*Data to use:*
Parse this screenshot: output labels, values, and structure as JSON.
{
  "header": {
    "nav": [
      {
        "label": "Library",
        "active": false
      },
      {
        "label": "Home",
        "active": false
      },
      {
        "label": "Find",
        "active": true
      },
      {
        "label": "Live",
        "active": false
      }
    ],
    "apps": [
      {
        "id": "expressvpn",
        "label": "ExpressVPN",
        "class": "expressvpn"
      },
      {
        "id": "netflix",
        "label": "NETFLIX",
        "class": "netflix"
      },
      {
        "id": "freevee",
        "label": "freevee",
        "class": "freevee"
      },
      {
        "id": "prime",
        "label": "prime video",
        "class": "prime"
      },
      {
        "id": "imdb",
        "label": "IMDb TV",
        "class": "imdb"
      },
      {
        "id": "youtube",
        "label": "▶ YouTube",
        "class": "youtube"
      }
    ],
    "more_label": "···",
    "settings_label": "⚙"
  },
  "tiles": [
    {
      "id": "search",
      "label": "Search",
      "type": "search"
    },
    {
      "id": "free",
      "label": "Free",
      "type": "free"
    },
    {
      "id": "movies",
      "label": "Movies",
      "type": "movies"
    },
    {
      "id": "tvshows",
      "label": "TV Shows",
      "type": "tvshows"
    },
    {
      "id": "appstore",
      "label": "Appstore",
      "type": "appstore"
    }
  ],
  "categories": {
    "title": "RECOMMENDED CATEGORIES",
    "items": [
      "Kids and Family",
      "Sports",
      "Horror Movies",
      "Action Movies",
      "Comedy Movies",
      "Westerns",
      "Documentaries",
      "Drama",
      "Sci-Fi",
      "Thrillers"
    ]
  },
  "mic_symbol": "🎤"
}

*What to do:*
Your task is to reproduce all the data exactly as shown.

*Solution to the exercise:*
Parse this screenshot: output labels, values, and structure as JSON.
{
  "header": {
    "nav": [
      {
        "label": "Library",
        "active": false
      },
      {
        "label": "Home",
        "active": false
      },
      {
        "label": "Find",
        "active": true
      },
      {
        "label": "Live",
        "active": false
      }
    ],
    "apps": [
      {
        "id": "expressvpn",
        "label": "ExpressVPN",
        "class": "expressvpn"
      },
      {
        "id": "netflix",
        "label": "NETFLIX",
        "class": "netflix"
      },
      {
        "id": "freevee",
        "label": "freevee",
        "class": "freevee"
      },
      {
        "id": "prime",
        "label": "prime video",
        "class": "prime"
      },
      {
        "id": "imdb",
        "label": "IMDb TV",
        "class": "imdb"
      },
      {
        "id": "youtube",
        "label": "▶ YouTube",
        "class": "youtube"
      }
    ],
    "more_label": "···",
    "settings_label": "⚙"
  },
  "tiles": [
    {
      "id": "search",
      "label": "Search",
      "type": "search"
    },
    {
      "id": "free",
      "label": "Free",
      "type": "free"
    },
    {
      "id": "movies",
      "label": "Movies",
      "type": "movies"
    },
    {
      "id": "tvshows",
      "label": "TV Shows",
      "type": "tvshows"
    },
    {
      "id": "appstore",
      "label": "Appstore",
      "type": "appstore"
    }
  ],
  "categories": {
    "title": "RECOMMENDED CATEGORIES",
    "items": [
      "Kids and Family",
      "Sports",
      "Horror Movies",
      "Action Movies",
      "Comedy Movies",
      "Westerns",
      "Documentaries",
      "Drama",
      "Sci-Fi",
      "Thrillers"
    ]
  },
  "mic_symbol": "🎤"
}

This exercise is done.